Where does the string "events" appear in the listing below? Copy every line where it does.

▶ _Records provided_:
════════

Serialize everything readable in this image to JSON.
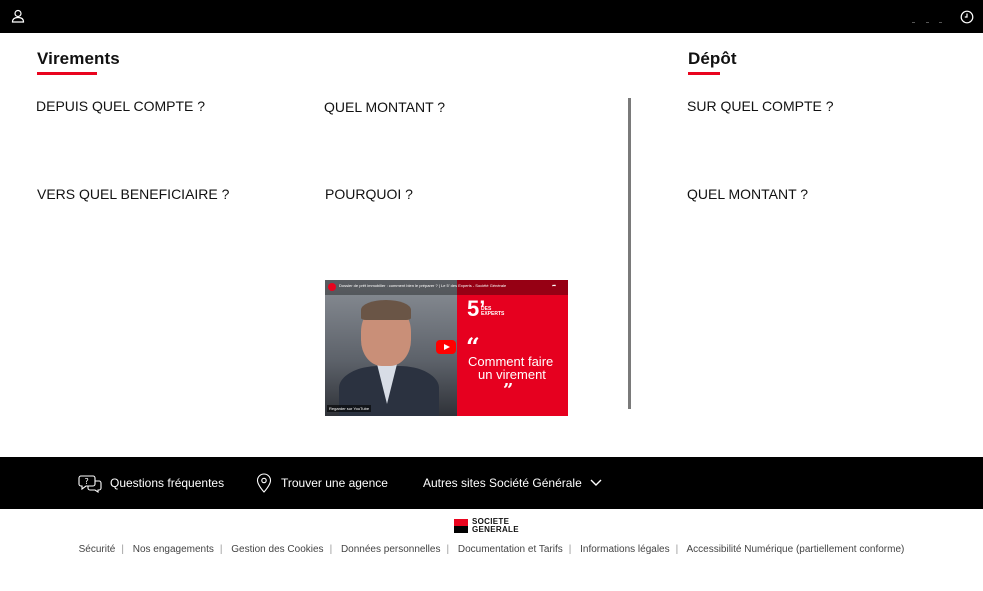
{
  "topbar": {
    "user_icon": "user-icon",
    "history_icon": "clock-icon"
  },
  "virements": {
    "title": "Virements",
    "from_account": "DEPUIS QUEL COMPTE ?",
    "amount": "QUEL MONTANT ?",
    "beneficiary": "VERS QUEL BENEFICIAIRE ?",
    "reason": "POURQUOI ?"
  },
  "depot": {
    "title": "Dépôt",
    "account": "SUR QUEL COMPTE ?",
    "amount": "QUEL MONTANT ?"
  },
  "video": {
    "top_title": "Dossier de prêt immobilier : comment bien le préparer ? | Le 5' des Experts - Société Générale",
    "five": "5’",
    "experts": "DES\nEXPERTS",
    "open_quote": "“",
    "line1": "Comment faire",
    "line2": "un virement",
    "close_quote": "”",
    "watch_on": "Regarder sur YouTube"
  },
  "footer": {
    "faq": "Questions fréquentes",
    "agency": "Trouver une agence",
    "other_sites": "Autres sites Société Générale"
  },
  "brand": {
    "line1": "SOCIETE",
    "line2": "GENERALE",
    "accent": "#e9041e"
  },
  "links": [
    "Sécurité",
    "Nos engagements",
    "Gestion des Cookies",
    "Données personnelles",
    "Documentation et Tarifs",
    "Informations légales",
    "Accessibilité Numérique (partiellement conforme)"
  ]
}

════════

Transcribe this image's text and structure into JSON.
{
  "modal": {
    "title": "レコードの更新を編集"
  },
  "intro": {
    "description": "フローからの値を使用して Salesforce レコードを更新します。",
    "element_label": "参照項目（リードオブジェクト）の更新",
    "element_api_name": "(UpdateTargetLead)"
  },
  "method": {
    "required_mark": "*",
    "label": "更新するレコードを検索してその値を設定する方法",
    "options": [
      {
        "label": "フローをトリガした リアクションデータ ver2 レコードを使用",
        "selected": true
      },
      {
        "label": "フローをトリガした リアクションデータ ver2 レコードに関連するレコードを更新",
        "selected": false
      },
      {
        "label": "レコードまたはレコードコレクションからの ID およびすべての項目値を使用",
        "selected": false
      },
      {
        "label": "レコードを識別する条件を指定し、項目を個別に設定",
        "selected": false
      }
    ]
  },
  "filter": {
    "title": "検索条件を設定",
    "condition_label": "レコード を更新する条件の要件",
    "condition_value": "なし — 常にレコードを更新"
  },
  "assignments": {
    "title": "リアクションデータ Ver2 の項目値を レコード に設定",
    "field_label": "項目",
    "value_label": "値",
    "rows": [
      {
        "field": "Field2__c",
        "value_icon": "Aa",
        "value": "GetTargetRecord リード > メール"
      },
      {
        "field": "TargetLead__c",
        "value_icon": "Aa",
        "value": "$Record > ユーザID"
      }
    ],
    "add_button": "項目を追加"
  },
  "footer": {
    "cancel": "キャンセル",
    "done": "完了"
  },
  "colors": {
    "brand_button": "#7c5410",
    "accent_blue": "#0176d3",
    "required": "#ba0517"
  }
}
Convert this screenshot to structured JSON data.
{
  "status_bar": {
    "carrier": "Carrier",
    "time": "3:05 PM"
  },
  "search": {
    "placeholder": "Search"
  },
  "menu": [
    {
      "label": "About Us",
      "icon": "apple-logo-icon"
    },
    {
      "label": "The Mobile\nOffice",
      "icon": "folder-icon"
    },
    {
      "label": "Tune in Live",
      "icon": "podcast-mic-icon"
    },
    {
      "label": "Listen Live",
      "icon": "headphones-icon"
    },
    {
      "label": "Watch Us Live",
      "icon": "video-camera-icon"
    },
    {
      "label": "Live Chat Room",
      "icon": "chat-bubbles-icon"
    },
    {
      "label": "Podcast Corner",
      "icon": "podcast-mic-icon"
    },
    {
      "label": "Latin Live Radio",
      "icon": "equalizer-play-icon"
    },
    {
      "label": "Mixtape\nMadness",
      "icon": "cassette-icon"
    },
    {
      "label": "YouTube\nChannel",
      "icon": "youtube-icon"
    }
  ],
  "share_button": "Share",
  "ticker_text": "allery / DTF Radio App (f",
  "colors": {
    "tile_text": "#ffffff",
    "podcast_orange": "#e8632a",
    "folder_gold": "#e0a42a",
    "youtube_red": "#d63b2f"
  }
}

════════

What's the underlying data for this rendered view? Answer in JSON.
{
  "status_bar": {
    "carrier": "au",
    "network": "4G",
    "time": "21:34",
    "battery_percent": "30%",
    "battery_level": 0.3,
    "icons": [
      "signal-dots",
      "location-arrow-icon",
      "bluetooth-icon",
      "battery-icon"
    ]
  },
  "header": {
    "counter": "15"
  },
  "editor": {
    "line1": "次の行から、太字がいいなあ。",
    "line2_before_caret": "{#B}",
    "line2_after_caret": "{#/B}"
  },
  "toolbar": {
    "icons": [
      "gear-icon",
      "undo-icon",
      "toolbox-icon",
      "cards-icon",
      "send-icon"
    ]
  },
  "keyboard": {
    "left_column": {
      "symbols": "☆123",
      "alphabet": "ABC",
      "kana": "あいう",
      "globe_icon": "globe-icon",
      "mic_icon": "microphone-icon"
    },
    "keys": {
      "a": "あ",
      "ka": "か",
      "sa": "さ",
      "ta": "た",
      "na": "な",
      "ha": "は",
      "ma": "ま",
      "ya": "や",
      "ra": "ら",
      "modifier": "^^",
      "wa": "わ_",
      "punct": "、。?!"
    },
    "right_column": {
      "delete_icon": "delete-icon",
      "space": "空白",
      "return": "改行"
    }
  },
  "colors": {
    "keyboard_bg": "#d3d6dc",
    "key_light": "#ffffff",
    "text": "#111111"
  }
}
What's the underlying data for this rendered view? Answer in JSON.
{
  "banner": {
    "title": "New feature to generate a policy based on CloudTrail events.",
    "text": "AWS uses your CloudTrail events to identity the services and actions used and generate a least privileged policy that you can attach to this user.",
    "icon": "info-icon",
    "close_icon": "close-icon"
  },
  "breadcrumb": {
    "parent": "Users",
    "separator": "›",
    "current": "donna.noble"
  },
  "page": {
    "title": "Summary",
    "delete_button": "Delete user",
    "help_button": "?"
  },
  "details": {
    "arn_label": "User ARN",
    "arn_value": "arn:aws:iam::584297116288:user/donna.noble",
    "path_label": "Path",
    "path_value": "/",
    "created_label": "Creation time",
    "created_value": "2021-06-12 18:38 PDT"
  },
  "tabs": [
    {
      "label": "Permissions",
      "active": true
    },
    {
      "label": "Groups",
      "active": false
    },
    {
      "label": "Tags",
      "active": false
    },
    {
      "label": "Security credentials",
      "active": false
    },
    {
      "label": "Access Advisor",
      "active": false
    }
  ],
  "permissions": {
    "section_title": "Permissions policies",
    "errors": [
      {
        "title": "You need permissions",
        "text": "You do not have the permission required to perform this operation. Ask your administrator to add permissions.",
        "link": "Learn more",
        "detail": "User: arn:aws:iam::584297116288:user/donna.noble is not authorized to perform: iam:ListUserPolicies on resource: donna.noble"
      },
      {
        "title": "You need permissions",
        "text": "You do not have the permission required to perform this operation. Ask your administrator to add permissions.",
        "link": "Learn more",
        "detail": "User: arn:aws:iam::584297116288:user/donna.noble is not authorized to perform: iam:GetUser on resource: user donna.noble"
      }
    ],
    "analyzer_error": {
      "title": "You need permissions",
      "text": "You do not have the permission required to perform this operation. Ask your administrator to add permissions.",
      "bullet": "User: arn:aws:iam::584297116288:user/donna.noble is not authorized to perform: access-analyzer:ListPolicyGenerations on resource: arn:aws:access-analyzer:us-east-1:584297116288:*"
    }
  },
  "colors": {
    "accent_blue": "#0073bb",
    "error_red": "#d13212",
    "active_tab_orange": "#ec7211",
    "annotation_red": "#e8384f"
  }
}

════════

▶ _Result for this exercise_:
    "title": "New feature to generate a policy based on CloudTrail events.",
    "text": "AWS uses your CloudTrail events to identity the services and actions used and generate a least privileged policy that you can attach to this user.",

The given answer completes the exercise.